Repatriation flights from India will resume on May 15, the Federal and NT governments have confirmed, following backlash from Indian Australians and human rights groups that claimed the hardline rule was “racist” and that they were left “abandoned”.
The NT Government has assured federal health authorities that it is able to manage the flights, suggesting it could conformably manage 50 COVID-positive cases at a time, and up to 100 cases at capacity.
The NT will not be taking all of the flights as previously suggested, with other flights from India landing in NSW, Victoria and Queensland.
The ban which was announced on April 27, had deferred flights for the roughly 9,000 returning Aussies stuck in the coronavirus-ravaged country – 10 per cent of whom are considered vulnerable, according to the Federal Government.
The NT Government said on Friday that an estimated 1,000 Australians are expected to be quarantined at the Howard Springs facility by the end of June. Vulnerable Australians would be prioritised.
Two repatriation flights to the Northern Territory from India are scheduled before the end of the month; the first flight will leave India on May 15 with around 150 passengers, according to NT Police Commissioner Jamie Chalker.
Mr Chalker said flights from Istanbul, London, Vancouver, and South Africa are currently continuing to land in Darwin.
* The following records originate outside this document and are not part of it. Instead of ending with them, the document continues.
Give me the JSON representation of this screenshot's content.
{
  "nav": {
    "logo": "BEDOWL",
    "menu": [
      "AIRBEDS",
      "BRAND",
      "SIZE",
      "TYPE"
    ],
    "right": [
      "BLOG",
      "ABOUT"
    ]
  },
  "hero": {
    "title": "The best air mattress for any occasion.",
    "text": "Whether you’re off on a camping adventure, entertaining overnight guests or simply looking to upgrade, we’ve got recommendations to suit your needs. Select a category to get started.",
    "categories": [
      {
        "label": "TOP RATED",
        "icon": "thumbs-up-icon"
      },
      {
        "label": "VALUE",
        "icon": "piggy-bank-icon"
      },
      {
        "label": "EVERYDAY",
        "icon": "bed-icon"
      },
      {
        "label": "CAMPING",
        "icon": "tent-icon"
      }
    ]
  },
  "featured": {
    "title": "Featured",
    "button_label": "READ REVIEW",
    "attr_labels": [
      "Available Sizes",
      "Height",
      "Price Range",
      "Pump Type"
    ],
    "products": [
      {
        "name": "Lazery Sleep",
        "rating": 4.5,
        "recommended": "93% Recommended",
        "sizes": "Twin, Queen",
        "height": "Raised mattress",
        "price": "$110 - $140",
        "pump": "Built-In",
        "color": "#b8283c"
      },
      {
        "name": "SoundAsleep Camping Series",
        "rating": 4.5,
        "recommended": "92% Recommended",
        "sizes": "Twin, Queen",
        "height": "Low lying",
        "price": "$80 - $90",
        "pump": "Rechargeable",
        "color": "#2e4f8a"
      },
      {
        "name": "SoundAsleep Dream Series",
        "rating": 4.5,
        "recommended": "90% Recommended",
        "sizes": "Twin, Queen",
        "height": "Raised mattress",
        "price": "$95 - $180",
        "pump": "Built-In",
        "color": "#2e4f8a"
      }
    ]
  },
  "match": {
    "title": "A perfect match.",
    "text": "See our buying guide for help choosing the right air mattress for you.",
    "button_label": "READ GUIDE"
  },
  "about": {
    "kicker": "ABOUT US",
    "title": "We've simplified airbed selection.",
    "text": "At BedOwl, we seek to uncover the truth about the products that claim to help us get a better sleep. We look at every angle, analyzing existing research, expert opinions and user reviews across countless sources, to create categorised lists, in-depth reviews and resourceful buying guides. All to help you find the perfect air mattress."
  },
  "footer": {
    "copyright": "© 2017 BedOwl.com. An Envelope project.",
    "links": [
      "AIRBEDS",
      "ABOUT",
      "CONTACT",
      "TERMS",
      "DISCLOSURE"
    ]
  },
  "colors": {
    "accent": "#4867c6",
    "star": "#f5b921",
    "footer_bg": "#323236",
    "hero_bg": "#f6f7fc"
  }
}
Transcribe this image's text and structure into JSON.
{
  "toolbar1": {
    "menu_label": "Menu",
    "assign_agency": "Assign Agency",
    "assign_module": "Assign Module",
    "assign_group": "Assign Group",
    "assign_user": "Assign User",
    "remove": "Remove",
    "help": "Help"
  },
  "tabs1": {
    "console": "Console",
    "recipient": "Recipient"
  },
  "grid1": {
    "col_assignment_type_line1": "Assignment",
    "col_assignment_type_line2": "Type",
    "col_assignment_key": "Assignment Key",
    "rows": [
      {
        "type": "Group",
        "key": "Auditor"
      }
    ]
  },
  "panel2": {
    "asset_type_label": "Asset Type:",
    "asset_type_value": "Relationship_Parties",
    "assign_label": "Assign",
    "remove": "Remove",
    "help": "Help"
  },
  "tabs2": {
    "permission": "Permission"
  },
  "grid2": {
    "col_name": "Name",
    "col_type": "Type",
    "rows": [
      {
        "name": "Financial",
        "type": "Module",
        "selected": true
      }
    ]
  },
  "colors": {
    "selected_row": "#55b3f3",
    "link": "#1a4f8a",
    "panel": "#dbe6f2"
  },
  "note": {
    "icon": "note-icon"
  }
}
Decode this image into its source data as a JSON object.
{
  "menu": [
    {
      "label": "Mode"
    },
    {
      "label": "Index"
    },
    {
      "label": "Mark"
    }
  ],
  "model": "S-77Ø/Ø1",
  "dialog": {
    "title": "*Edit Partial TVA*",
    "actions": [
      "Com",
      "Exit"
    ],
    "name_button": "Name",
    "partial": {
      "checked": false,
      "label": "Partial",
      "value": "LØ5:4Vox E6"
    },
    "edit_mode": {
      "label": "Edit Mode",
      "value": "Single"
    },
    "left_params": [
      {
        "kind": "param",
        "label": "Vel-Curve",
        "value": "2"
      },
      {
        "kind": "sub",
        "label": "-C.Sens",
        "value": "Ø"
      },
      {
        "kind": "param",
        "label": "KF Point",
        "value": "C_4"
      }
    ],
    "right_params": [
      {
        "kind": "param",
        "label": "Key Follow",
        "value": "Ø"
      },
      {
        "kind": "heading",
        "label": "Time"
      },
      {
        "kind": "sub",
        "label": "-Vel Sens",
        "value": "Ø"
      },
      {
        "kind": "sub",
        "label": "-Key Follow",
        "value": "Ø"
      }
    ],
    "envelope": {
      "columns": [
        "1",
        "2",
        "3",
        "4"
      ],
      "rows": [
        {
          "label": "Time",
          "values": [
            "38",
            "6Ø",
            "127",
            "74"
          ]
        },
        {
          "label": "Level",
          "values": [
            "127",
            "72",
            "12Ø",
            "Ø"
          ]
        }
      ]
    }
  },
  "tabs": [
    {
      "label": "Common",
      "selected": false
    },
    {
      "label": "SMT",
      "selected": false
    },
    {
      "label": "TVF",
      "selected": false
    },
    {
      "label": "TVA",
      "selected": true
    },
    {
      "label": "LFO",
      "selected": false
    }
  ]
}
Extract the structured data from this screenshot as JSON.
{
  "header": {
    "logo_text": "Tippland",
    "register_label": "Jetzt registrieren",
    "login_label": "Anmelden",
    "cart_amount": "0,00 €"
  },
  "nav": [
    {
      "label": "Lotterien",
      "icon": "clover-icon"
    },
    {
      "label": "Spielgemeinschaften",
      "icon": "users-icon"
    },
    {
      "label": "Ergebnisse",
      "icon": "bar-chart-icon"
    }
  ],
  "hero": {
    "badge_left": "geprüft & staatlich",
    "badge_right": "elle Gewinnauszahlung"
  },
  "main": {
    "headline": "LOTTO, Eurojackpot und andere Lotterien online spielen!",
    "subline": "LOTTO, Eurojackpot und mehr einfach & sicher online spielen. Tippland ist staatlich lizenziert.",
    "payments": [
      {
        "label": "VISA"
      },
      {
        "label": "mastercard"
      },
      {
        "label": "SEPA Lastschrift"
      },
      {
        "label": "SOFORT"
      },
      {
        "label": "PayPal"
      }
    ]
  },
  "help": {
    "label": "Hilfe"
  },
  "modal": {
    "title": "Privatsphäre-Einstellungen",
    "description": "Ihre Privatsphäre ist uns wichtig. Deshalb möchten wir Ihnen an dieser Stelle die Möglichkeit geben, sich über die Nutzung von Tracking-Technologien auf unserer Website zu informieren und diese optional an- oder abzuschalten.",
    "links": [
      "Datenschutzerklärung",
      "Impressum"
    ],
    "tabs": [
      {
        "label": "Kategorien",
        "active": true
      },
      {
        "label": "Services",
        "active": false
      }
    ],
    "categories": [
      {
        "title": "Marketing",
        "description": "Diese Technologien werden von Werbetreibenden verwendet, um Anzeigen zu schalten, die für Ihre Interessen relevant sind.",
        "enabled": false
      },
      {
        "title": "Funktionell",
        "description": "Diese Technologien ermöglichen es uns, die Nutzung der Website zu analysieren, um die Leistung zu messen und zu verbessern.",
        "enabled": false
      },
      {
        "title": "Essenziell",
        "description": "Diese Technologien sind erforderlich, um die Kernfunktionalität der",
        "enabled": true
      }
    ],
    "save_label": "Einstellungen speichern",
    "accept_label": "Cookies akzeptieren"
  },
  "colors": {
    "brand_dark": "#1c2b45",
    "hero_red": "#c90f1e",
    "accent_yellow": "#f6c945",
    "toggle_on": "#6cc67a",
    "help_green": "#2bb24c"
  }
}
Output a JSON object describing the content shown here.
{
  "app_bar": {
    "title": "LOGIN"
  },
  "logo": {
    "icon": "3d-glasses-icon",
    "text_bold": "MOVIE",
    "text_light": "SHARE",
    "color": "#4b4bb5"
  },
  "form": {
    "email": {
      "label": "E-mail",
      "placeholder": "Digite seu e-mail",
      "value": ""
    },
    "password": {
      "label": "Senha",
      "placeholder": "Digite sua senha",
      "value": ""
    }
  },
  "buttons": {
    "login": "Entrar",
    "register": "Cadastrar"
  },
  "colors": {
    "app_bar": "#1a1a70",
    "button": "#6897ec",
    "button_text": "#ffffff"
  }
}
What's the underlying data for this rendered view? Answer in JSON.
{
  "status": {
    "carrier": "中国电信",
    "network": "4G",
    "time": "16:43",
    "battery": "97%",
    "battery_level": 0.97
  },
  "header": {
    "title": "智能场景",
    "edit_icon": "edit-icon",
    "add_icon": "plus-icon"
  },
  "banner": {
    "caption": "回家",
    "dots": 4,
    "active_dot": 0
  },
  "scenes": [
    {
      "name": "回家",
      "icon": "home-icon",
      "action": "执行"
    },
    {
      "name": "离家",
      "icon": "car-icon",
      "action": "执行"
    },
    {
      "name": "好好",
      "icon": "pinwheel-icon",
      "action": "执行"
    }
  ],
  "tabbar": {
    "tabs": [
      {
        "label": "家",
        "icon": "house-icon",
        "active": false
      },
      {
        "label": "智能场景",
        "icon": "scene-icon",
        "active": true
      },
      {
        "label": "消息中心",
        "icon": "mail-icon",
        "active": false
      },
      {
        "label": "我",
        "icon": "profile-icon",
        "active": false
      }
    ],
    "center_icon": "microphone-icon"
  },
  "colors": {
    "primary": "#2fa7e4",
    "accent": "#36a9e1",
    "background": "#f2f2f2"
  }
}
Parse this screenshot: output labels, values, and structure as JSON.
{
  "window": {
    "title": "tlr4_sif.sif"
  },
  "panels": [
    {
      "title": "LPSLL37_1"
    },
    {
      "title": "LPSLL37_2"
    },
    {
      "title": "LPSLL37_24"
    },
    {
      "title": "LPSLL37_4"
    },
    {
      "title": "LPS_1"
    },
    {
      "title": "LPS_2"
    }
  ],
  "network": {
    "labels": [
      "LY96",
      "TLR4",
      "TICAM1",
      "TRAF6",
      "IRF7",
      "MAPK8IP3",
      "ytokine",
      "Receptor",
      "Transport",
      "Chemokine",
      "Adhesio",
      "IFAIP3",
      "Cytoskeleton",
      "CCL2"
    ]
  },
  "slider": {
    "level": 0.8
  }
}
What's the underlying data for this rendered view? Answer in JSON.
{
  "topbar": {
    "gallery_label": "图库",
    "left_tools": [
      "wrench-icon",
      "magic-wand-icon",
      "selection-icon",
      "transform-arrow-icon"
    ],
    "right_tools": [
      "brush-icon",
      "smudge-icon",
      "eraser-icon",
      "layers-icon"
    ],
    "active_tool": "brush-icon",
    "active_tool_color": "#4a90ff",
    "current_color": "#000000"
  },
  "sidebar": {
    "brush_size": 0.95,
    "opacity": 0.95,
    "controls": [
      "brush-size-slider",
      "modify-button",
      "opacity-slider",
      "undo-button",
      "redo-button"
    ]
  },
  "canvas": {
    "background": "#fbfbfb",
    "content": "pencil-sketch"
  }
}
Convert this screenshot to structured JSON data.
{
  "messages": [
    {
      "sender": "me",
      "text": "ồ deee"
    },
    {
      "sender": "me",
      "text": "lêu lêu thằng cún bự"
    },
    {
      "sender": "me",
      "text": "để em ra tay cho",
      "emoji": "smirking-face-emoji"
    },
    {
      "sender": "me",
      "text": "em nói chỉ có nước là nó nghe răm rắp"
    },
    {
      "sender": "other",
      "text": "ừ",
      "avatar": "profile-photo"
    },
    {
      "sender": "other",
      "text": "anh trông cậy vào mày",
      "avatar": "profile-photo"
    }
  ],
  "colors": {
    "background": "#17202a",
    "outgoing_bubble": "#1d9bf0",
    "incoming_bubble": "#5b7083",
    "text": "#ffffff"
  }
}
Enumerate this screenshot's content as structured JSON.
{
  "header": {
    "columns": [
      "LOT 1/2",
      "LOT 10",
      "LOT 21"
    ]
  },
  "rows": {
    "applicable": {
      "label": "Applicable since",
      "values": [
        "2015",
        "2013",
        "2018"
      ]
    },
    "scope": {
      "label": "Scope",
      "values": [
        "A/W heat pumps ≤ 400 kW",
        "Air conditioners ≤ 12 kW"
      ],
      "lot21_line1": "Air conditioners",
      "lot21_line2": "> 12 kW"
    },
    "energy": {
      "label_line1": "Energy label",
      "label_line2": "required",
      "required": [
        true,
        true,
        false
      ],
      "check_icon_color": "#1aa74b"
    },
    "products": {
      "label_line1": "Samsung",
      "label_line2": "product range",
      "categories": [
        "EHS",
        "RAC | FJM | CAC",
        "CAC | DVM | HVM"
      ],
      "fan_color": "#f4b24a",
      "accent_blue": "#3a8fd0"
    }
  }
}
A peak of 1,200 repatriates from all over the globe are expected to be quarantined in the Territory this month and another 2,000 estimated to arrive in June, Chief Minister Michael Gunner said.
Mr Gunner denied that the number of repatriates to be received in the Howard Springs centre has nothing to do with the recruitment process to man the centre, adding that the government is on track with its hiring process and “it’s just about the timing of the flights.”
NT Health has also announced a stricter testing regime to repatriates from India before boarding their flights where both a negative COVID-19 Polymerase Chain Reaction (PCR) test and a negative Rapid Antigen are required.
Allegations of improper or fraudulent testing in the South Asian country to “dodge quarantine rules or travel freely” were raised last month after dozens returned positive tests once in Darwin.
Acting Chief Health Officer Dr Charles Pain said new precautions would be in place for the new flights.
“There will be initial PCR testing, which clearly had had some problems initially, so now the Australian government who will oversee that there is antigen testing daily,” he said at Friday’s news briefing.
Dr Pain also said that there is the possibility to pause flights again if the number of COVID-19 positive repatriates exceed 10 per cent.
“My view on it, is that it won’t be a complete stop-start, we will slow flights down and pause them rather than have a have a stop-stop, we can manage the flow based on the numbers of positives,” he said.
Dr Pain said exceeding the 10 per cent threshold would not be permitted to happen.
“I’m confident we won’t get to that point,” he said.
“We’re going to be actively managing this from now on with all the measures that we’ve put in place, and we won’t let that happen.
“We’ve got the capacity at Howard springs to manage 100 patients that are positive, we’re not going to reach that level, we’re going to aim for about 50, but again we’ll manage towards that level at the moment, this has to be set at about 21. So you can see the sort of range, but we won’t let it get to, to a level where it’s overwhelming.”
The Ausmat team was handling a peak of 55 cases last week at the Howard Springs facility, which had reduced to 21 active cases yesterday.
The lifting of the flight ban from India comes as the NT Government is transitioning to integrate the domestic and international wing of the quarantine facility.